Funerals Should Be Off-Limits for Political Posturing [OPINION]
Two high-profile funerals last week are being jeered for being too political. In fact, Aretha Franklin's family says the eulogy during the marathon service for the late Queen of Soul was offensive and distasteful.
At Franklin's service, the Reverend Jasper Williams, Jr. of the Salem Bible Church in Atlanta was roundly criticized on social media for his sermon essentially calling for the restoration of the black family. You know, as in men should raise their kids as part of a family unit rather than leaving it to a single mother to do the job.
Franklin's nephew, Vaughn Franklin, told the Associated Press the eulogy was offensive and that the family expected a "proper" eulogy. After all, Franklin raised four sons as a single parent--yeah, her and a few million George Washingtons. Most single black moms don't have that kind of help.
Vaughn's concerns about politicization would be taken more seriously if only Louis Farrakhan, Al Sharpton, Jesse Jackson and Bill Clinton didn't politicize the event through their words and just by their presence.
The funeral for Senator John McCain turned into a political carnival before it even began. It started with specualtion over who had and had not been invited to attend. A debate over how long the flags should be lowered added to the circus atmosphere, and it continued right through the eulogy period, with political jabs delivered by McCain's daughter Meghan and Former President George W. Bush.
Most everything these days is political, and that's a real shame. At a time when we should be focused on the legacy such distinguished individuals have left us, we choose to use their passing to advance political positions.

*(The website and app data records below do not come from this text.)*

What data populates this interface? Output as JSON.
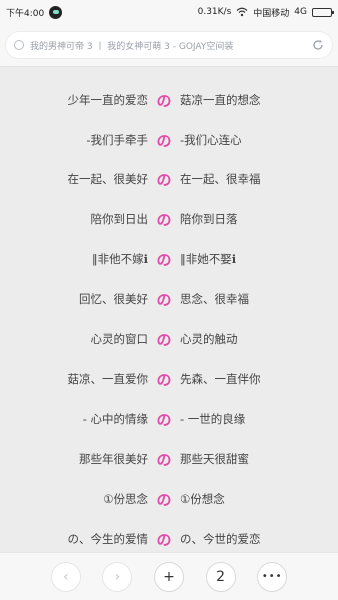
{
  "status_bar": {
    "time": "下午4:00",
    "speed": "0.31K/s",
    "carrier": "中国移动",
    "network": "4G"
  },
  "address_bar": {
    "text": "我的男神可帝 3 丨 我的女神可萌 3 - GOJAY空间装"
  },
  "pairs": [
    {
      "left": "少年一直的爱恋",
      "mid": "の",
      "right": "菇凉一直的想念"
    },
    {
      "left": "-我们手牵手",
      "mid": "の",
      "right": "-我们心连心"
    },
    {
      "left": "在一起、很美好",
      "mid": "の",
      "right": "在一起、很幸福"
    },
    {
      "left": "陪你到日出",
      "mid": "の",
      "right": "陪你到日落"
    },
    {
      "left": "‖非他不嫁ℹ",
      "mid": "の",
      "right": "‖非她不娶ℹ"
    },
    {
      "left": "回忆、很美好",
      "mid": "の",
      "right": "思念、很幸福"
    },
    {
      "left": "心灵的窗口",
      "mid": "の",
      "right": "心灵的触动"
    },
    {
      "left": "菇凉、一直爱你",
      "mid": "の",
      "right": "先森、一直伴你"
    },
    {
      "left": "- 心中的情缘",
      "mid": "の",
      "right": "- 一世的良缘"
    },
    {
      "left": "那些年很美好",
      "mid": "の",
      "right": "那些天很甜蜜"
    },
    {
      "left": "①份思念",
      "mid": "の",
      "right": "①份想念"
    },
    {
      "left": "の、今生的爱情",
      "mid": "の",
      "right": "の、今世的爱恋"
    }
  ],
  "bottom_bar": {
    "back": "‹",
    "forward": "›",
    "add": "+",
    "tab_count": "2",
    "menu": "•••"
  },
  "colors": {
    "accent": "#e24aa9",
    "content_bg": "#ececec"
  }
}
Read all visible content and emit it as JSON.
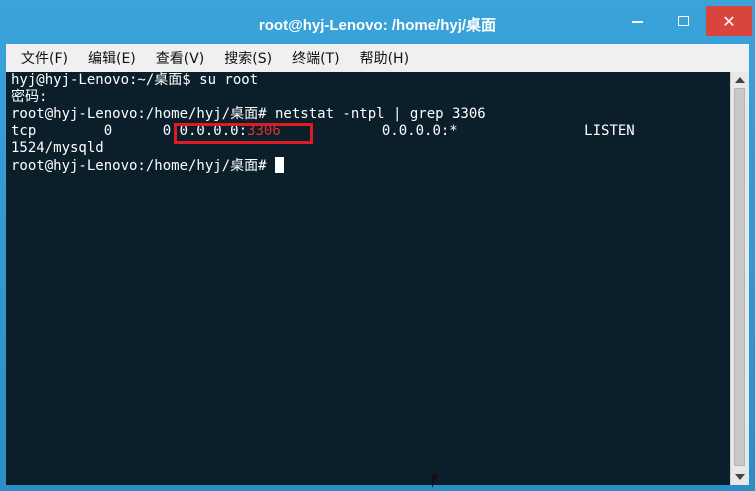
{
  "window": {
    "title": "root@hyj-Lenovo: /home/hyj/桌面",
    "controls": {
      "minimize": "minimize",
      "maximize": "maximize",
      "close": "✕"
    }
  },
  "menu": [
    "文件(F)",
    "编辑(E)",
    "查看(V)",
    "搜索(S)",
    "终端(T)",
    "帮助(H)"
  ],
  "terminal": {
    "line1": "hyj@hyj-Lenovo:~/桌面$ su root",
    "line2": "密码:",
    "line3": "root@hyj-Lenovo:/home/hyj/桌面# netstat -ntpl | grep 3306",
    "line4_a": "tcp        0      0 0.0.0.0:",
    "line4_port": "3306",
    "line4_b": "            0.0.0.0:*               LISTEN",
    "line5": "1524/mysqld",
    "line6": "root@hyj-Lenovo:/home/hyj/桌面# "
  },
  "colors": {
    "terminal_bg": "#0b1f2b",
    "highlight": "#e01a22",
    "close_button": "#d9453c"
  }
}
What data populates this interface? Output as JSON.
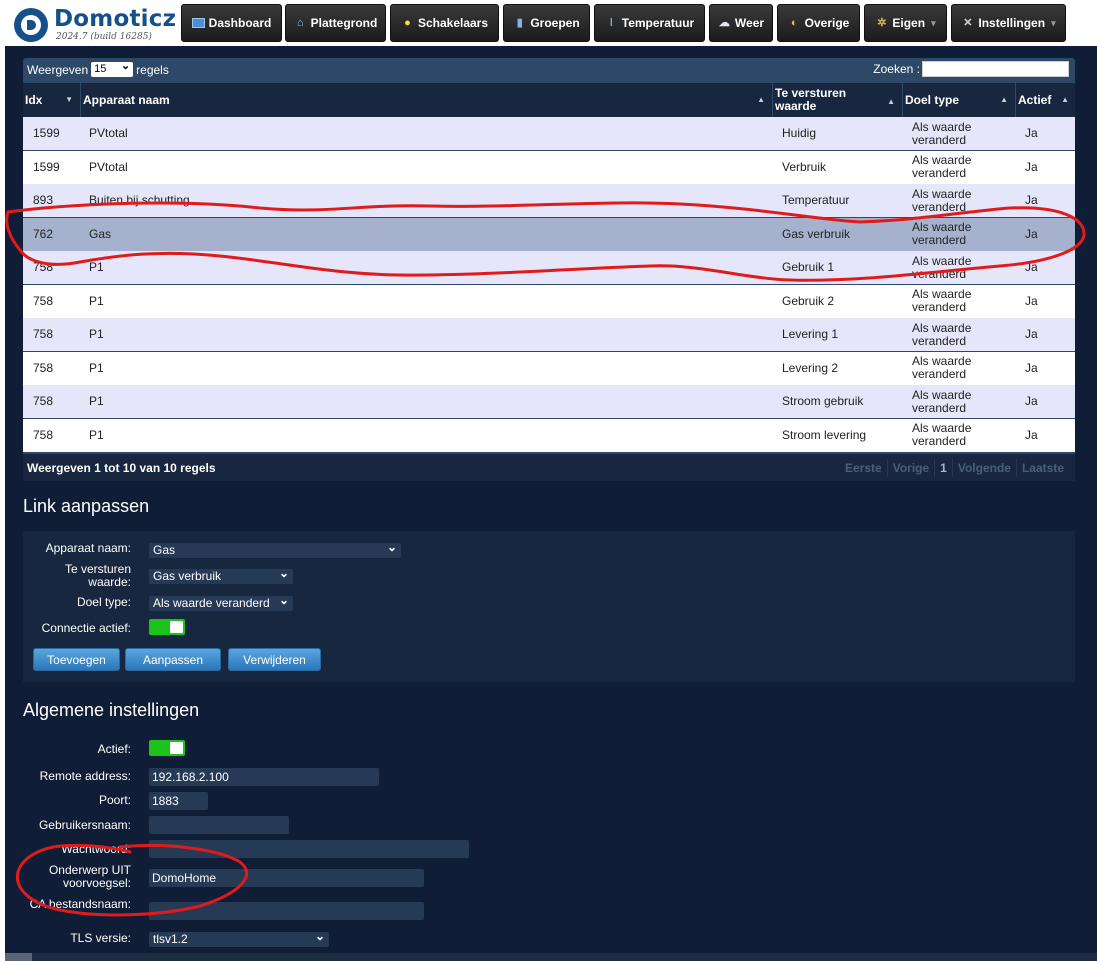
{
  "app": {
    "name": "Domoticz",
    "build": "2024.7 (build 16285)"
  },
  "nav": [
    {
      "label": "Dashboard",
      "icon": "monitor-icon"
    },
    {
      "label": "Plattegrond",
      "icon": "house-icon"
    },
    {
      "label": "Schakelaars",
      "icon": "lightbulb-icon"
    },
    {
      "label": "Groepen",
      "icon": "group-icon"
    },
    {
      "label": "Temperatuur",
      "icon": "thermometer-icon"
    },
    {
      "label": "Weer",
      "icon": "cloud-icon"
    },
    {
      "label": "Overige",
      "icon": "misc-icon"
    },
    {
      "label": "Eigen",
      "icon": "gear-icon",
      "dropdown": true
    },
    {
      "label": "Instellingen",
      "icon": "tools-icon",
      "dropdown": true
    }
  ],
  "table": {
    "show_prefix": "Weergeven",
    "show_value": "15",
    "show_suffix": "regels",
    "search_label": "Zoeken :",
    "search_value": "",
    "columns": [
      "Idx",
      "Apparaat naam",
      "Te versturen waarde",
      "Doel type",
      "Actief"
    ],
    "rows": [
      {
        "idx": "1599",
        "name": "PVtotal",
        "value": "Huidig",
        "type": "Als waarde veranderd",
        "active": "Ja"
      },
      {
        "idx": "1599",
        "name": "PVtotal",
        "value": "Verbruik",
        "type": "Als waarde veranderd",
        "active": "Ja"
      },
      {
        "idx": "893",
        "name": "Buiten bij schutting",
        "value": "Temperatuur",
        "type": "Als waarde veranderd",
        "active": "Ja"
      },
      {
        "idx": "762",
        "name": "Gas",
        "value": "Gas verbruik",
        "type": "Als waarde veranderd",
        "active": "Ja",
        "selected": true
      },
      {
        "idx": "758",
        "name": "P1",
        "value": "Gebruik 1",
        "type": "Als waarde veranderd",
        "active": "Ja"
      },
      {
        "idx": "758",
        "name": "P1",
        "value": "Gebruik 2",
        "type": "Als waarde veranderd",
        "active": "Ja"
      },
      {
        "idx": "758",
        "name": "P1",
        "value": "Levering 1",
        "type": "Als waarde veranderd",
        "active": "Ja"
      },
      {
        "idx": "758",
        "name": "P1",
        "value": "Levering 2",
        "type": "Als waarde veranderd",
        "active": "Ja"
      },
      {
        "idx": "758",
        "name": "P1",
        "value": "Stroom gebruik",
        "type": "Als waarde veranderd",
        "active": "Ja"
      },
      {
        "idx": "758",
        "name": "P1",
        "value": "Stroom levering",
        "type": "Als waarde veranderd",
        "active": "Ja"
      }
    ],
    "info": "Weergeven 1 tot 10 van 10 regels",
    "pager": {
      "first": "Eerste",
      "prev": "Vorige",
      "page": "1",
      "next": "Volgende",
      "last": "Laatste"
    }
  },
  "link_form": {
    "title": "Link aanpassen",
    "device_label": "Apparaat naam:",
    "device_value": "Gas",
    "value_label": "Te versturen waarde:",
    "value_value": "Gas verbruik",
    "target_label": "Doel type:",
    "target_value": "Als waarde veranderd",
    "active_label": "Connectie actief:",
    "active": true,
    "add_button": "Toevoegen",
    "update_button": "Aanpassen",
    "delete_button": "Verwijderen"
  },
  "general": {
    "title": "Algemene instellingen",
    "active_label": "Actief:",
    "active": true,
    "remote_label": "Remote address:",
    "remote_value": "192.168.2.100",
    "port_label": "Poort:",
    "port_value": "1883",
    "user_label": "Gebruikersnaam:",
    "user_value": "",
    "password_label": "Wachtwoord:",
    "password_value": "",
    "topic_label": "Onderwerp UIT voorvoegsel:",
    "topic_value": "DomoHome",
    "ca_label": "CA bestandsnaam:",
    "ca_value": "",
    "tls_label": "TLS versie:",
    "tls_value": "tlsv1.2"
  },
  "colors": {
    "content_bg": "#0f1d36",
    "header_row": "#18273f",
    "odd_row": "#e5e6f9",
    "selected_row": "#a6b2cd",
    "toggle_on": "#1cc31c",
    "button": "#2a77b9",
    "annotation": "#e01b1b"
  }
}
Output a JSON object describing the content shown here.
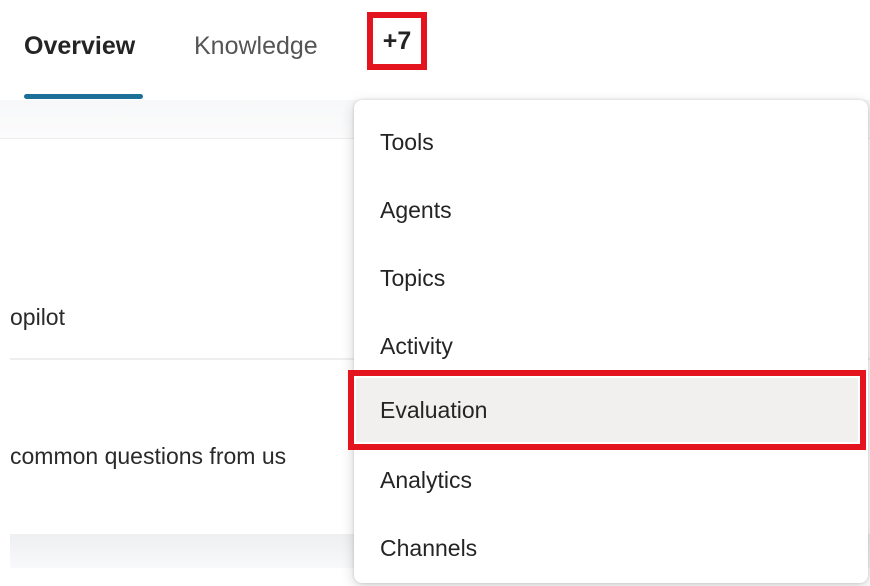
{
  "tabs": {
    "overview_label": "Overview",
    "knowledge_label": "Knowledge",
    "more_label": "+7"
  },
  "background": {
    "copilot_text": "opilot",
    "common_questions_text": "common questions from us"
  },
  "menu": {
    "items": [
      {
        "label": "Tools"
      },
      {
        "label": "Agents"
      },
      {
        "label": "Topics"
      },
      {
        "label": "Activity"
      },
      {
        "label": "Evaluation"
      },
      {
        "label": "Analytics"
      },
      {
        "label": "Channels"
      }
    ],
    "highlighted_index": 4
  },
  "colors": {
    "highlight_border": "#e3141d",
    "tab_underline": "#1b6f98",
    "menu_hover_bg": "#f1f0ee"
  }
}
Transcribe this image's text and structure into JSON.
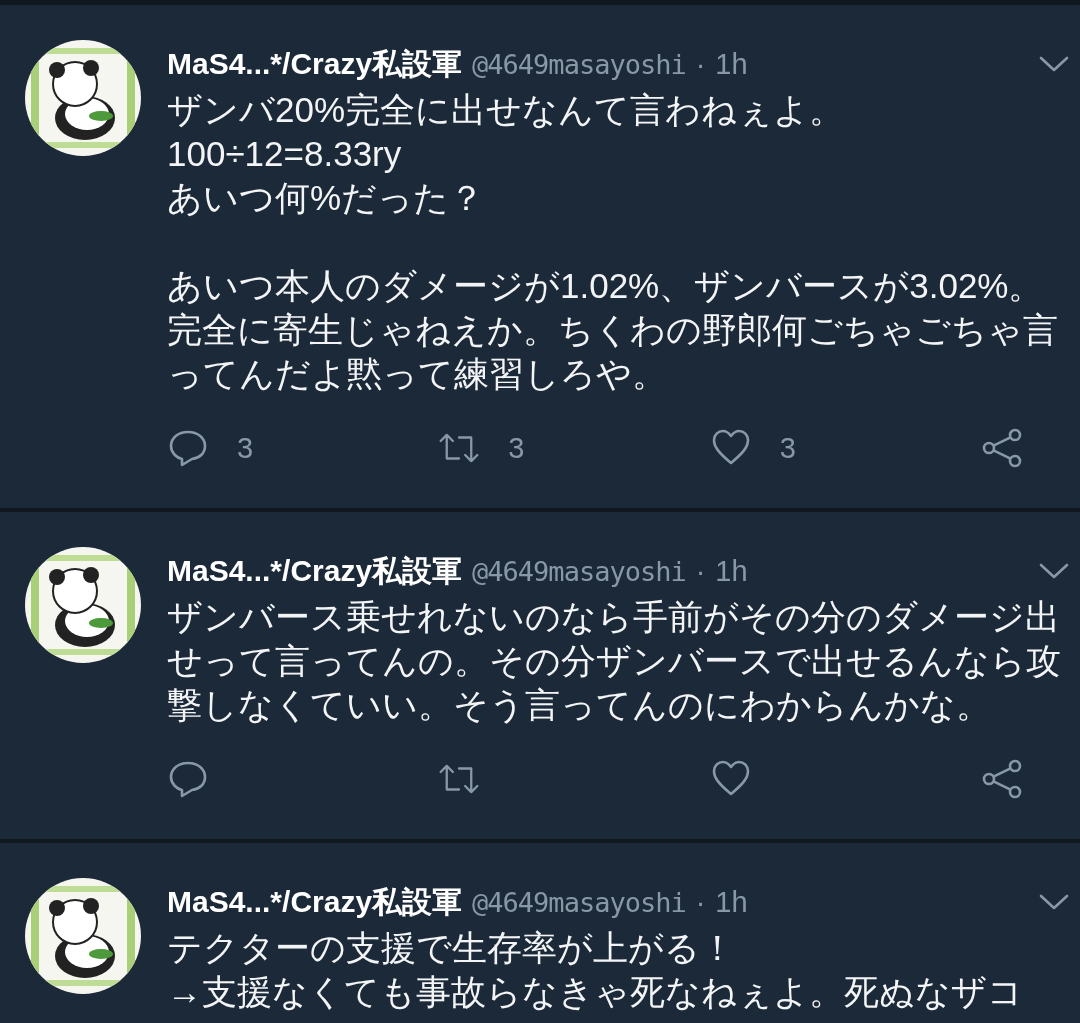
{
  "tweets": [
    {
      "name": "MaS4...*/Crazy私設軍",
      "handle": "@4649masayoshi",
      "separator": "·",
      "time": "1h",
      "avatar": {
        "kind": "picture"
      },
      "paragraphs": [
        "ザンバ20%完全に出せなんて言わねぇよ。\n100÷12=8.33ry\nあいつ何%だった？",
        "あいつ本人のダメージが1.02%、ザンバースが3.02%。完全に寄生じゃねえか。ちくわの野郎何ごちゃごちゃ言ってんだよ黙って練習しろや。"
      ],
      "action_bar": true,
      "counts": {
        "replies": "3",
        "retweets": "3",
        "likes": "3"
      }
    },
    {
      "name": "MaS4...*/Crazy私設軍",
      "handle": "@4649masayoshi",
      "separator": "·",
      "time": "1h",
      "avatar": {
        "kind": "picture"
      },
      "paragraphs": [
        "ザンバース乗せれないのなら手前がその分のダメージ出せって言ってんの。その分ザンバースで出せるんなら攻撃しなくていい。そう言ってんのにわからんかな。"
      ],
      "action_bar": true
    },
    {
      "name": "MaS4...*/Crazy私設軍",
      "handle": "@4649masayoshi",
      "separator": "·",
      "time": "1h",
      "avatar": {
        "kind": "picture"
      },
      "paragraphs": [
        "テクターの支援で生存率が上がる！\n→支援なくても事故らなきゃ死なねぇよ。死ぬなザコ"
      ],
      "action_bar": false
    }
  ]
}
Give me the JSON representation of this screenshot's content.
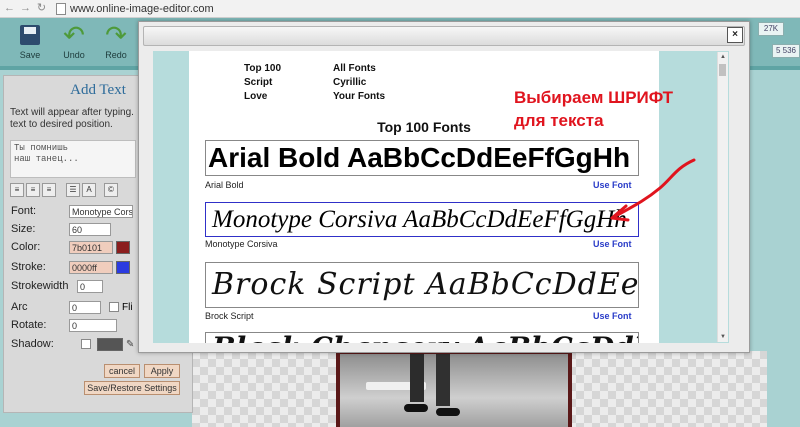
{
  "browser": {
    "url": "www.online-image-editor.com"
  },
  "toolbar": {
    "save_label": "Save",
    "undo_label": "Undo",
    "redo_label": "Redo",
    "badge_1": "27K",
    "badge_2": "5 536"
  },
  "left_panel": {
    "title": "Add Text",
    "info_line1": "Text will appear after typing.",
    "info_line2": "text to desired position.",
    "textarea_value": "Ты помнишь\nнаш танец...",
    "font_label": "Font:",
    "font_value": "Monotype Corsiva",
    "size_label": "Size:",
    "size_value": "60",
    "color_label": "Color:",
    "color_value": "7b0101",
    "color_swatch": "#8b1e1e",
    "stroke_label": "Stroke:",
    "stroke_value": "0000ff",
    "stroke_swatch": "#2b3be0",
    "strokewidth_label": "Strokewidth",
    "strokewidth_value": "0",
    "arc_label": "Arc",
    "arc_value": "0",
    "flip_label": "Fli",
    "rotate_label": "Rotate:",
    "rotate_value": "0",
    "shadow_label": "Shadow:",
    "cancel_label": "cancel",
    "apply_label": "Apply",
    "save_restore_label": "Save/Restore Settings"
  },
  "font_dialog": {
    "close_label": "×",
    "categories": {
      "top100": "Top 100",
      "script": "Script",
      "love": "Love",
      "all_fonts": "All Fonts",
      "cyrillic": "Cyrillic",
      "your_fonts": "Your Fonts"
    },
    "heading": "Top 100 Fonts",
    "use_font_label": "Use Font",
    "fonts": [
      {
        "name": "Arial Bold",
        "sample": "Arial Bold  AaBbCcDdEeFfGgHh"
      },
      {
        "name": "Monotype Corsiva",
        "sample": "Monotype Corsiva  AaBbCcDdEeFfGgHh"
      },
      {
        "name": "Brock Script",
        "sample": "Brock Script  AaBbCcDdEeFf"
      },
      {
        "name": "Black Chancery",
        "sample": "Black Chancery  AaBbCcDdEeFf"
      }
    ]
  },
  "annotation": {
    "line1": "Выбираем ШРИФТ",
    "line2": "для текста",
    "color": "#e0141e"
  }
}
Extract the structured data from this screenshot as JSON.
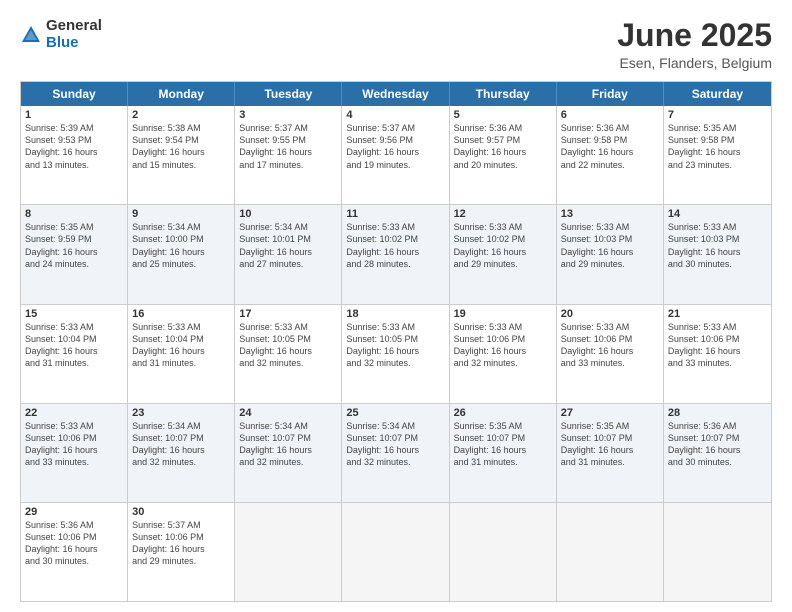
{
  "logo": {
    "general": "General",
    "blue": "Blue"
  },
  "header": {
    "month": "June 2025",
    "location": "Esen, Flanders, Belgium"
  },
  "days_of_week": [
    "Sunday",
    "Monday",
    "Tuesday",
    "Wednesday",
    "Thursday",
    "Friday",
    "Saturday"
  ],
  "weeks": [
    [
      {
        "day": "1",
        "info": "Sunrise: 5:39 AM\nSunset: 9:53 PM\nDaylight: 16 hours\nand 13 minutes."
      },
      {
        "day": "2",
        "info": "Sunrise: 5:38 AM\nSunset: 9:54 PM\nDaylight: 16 hours\nand 15 minutes."
      },
      {
        "day": "3",
        "info": "Sunrise: 5:37 AM\nSunset: 9:55 PM\nDaylight: 16 hours\nand 17 minutes."
      },
      {
        "day": "4",
        "info": "Sunrise: 5:37 AM\nSunset: 9:56 PM\nDaylight: 16 hours\nand 19 minutes."
      },
      {
        "day": "5",
        "info": "Sunrise: 5:36 AM\nSunset: 9:57 PM\nDaylight: 16 hours\nand 20 minutes."
      },
      {
        "day": "6",
        "info": "Sunrise: 5:36 AM\nSunset: 9:58 PM\nDaylight: 16 hours\nand 22 minutes."
      },
      {
        "day": "7",
        "info": "Sunrise: 5:35 AM\nSunset: 9:58 PM\nDaylight: 16 hours\nand 23 minutes."
      }
    ],
    [
      {
        "day": "8",
        "info": "Sunrise: 5:35 AM\nSunset: 9:59 PM\nDaylight: 16 hours\nand 24 minutes."
      },
      {
        "day": "9",
        "info": "Sunrise: 5:34 AM\nSunset: 10:00 PM\nDaylight: 16 hours\nand 25 minutes."
      },
      {
        "day": "10",
        "info": "Sunrise: 5:34 AM\nSunset: 10:01 PM\nDaylight: 16 hours\nand 27 minutes."
      },
      {
        "day": "11",
        "info": "Sunrise: 5:33 AM\nSunset: 10:02 PM\nDaylight: 16 hours\nand 28 minutes."
      },
      {
        "day": "12",
        "info": "Sunrise: 5:33 AM\nSunset: 10:02 PM\nDaylight: 16 hours\nand 29 minutes."
      },
      {
        "day": "13",
        "info": "Sunrise: 5:33 AM\nSunset: 10:03 PM\nDaylight: 16 hours\nand 29 minutes."
      },
      {
        "day": "14",
        "info": "Sunrise: 5:33 AM\nSunset: 10:03 PM\nDaylight: 16 hours\nand 30 minutes."
      }
    ],
    [
      {
        "day": "15",
        "info": "Sunrise: 5:33 AM\nSunset: 10:04 PM\nDaylight: 16 hours\nand 31 minutes."
      },
      {
        "day": "16",
        "info": "Sunrise: 5:33 AM\nSunset: 10:04 PM\nDaylight: 16 hours\nand 31 minutes."
      },
      {
        "day": "17",
        "info": "Sunrise: 5:33 AM\nSunset: 10:05 PM\nDaylight: 16 hours\nand 32 minutes."
      },
      {
        "day": "18",
        "info": "Sunrise: 5:33 AM\nSunset: 10:05 PM\nDaylight: 16 hours\nand 32 minutes."
      },
      {
        "day": "19",
        "info": "Sunrise: 5:33 AM\nSunset: 10:06 PM\nDaylight: 16 hours\nand 32 minutes."
      },
      {
        "day": "20",
        "info": "Sunrise: 5:33 AM\nSunset: 10:06 PM\nDaylight: 16 hours\nand 33 minutes."
      },
      {
        "day": "21",
        "info": "Sunrise: 5:33 AM\nSunset: 10:06 PM\nDaylight: 16 hours\nand 33 minutes."
      }
    ],
    [
      {
        "day": "22",
        "info": "Sunrise: 5:33 AM\nSunset: 10:06 PM\nDaylight: 16 hours\nand 33 minutes."
      },
      {
        "day": "23",
        "info": "Sunrise: 5:34 AM\nSunset: 10:07 PM\nDaylight: 16 hours\nand 32 minutes."
      },
      {
        "day": "24",
        "info": "Sunrise: 5:34 AM\nSunset: 10:07 PM\nDaylight: 16 hours\nand 32 minutes."
      },
      {
        "day": "25",
        "info": "Sunrise: 5:34 AM\nSunset: 10:07 PM\nDaylight: 16 hours\nand 32 minutes."
      },
      {
        "day": "26",
        "info": "Sunrise: 5:35 AM\nSunset: 10:07 PM\nDaylight: 16 hours\nand 31 minutes."
      },
      {
        "day": "27",
        "info": "Sunrise: 5:35 AM\nSunset: 10:07 PM\nDaylight: 16 hours\nand 31 minutes."
      },
      {
        "day": "28",
        "info": "Sunrise: 5:36 AM\nSunset: 10:07 PM\nDaylight: 16 hours\nand 30 minutes."
      }
    ],
    [
      {
        "day": "29",
        "info": "Sunrise: 5:36 AM\nSunset: 10:06 PM\nDaylight: 16 hours\nand 30 minutes."
      },
      {
        "day": "30",
        "info": "Sunrise: 5:37 AM\nSunset: 10:06 PM\nDaylight: 16 hours\nand 29 minutes."
      },
      {
        "day": "",
        "info": ""
      },
      {
        "day": "",
        "info": ""
      },
      {
        "day": "",
        "info": ""
      },
      {
        "day": "",
        "info": ""
      },
      {
        "day": "",
        "info": ""
      }
    ]
  ]
}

Barry Richard is the host of The Barry Richard Show on 1420 WBSM New Bedford. He can be heard weekdays from noon to 3 p.m. Contact him at firstname.lastname@example.org and follow him on Twitter @BarryJRichard58. The opinions expressed in this commentary are solely those of the author.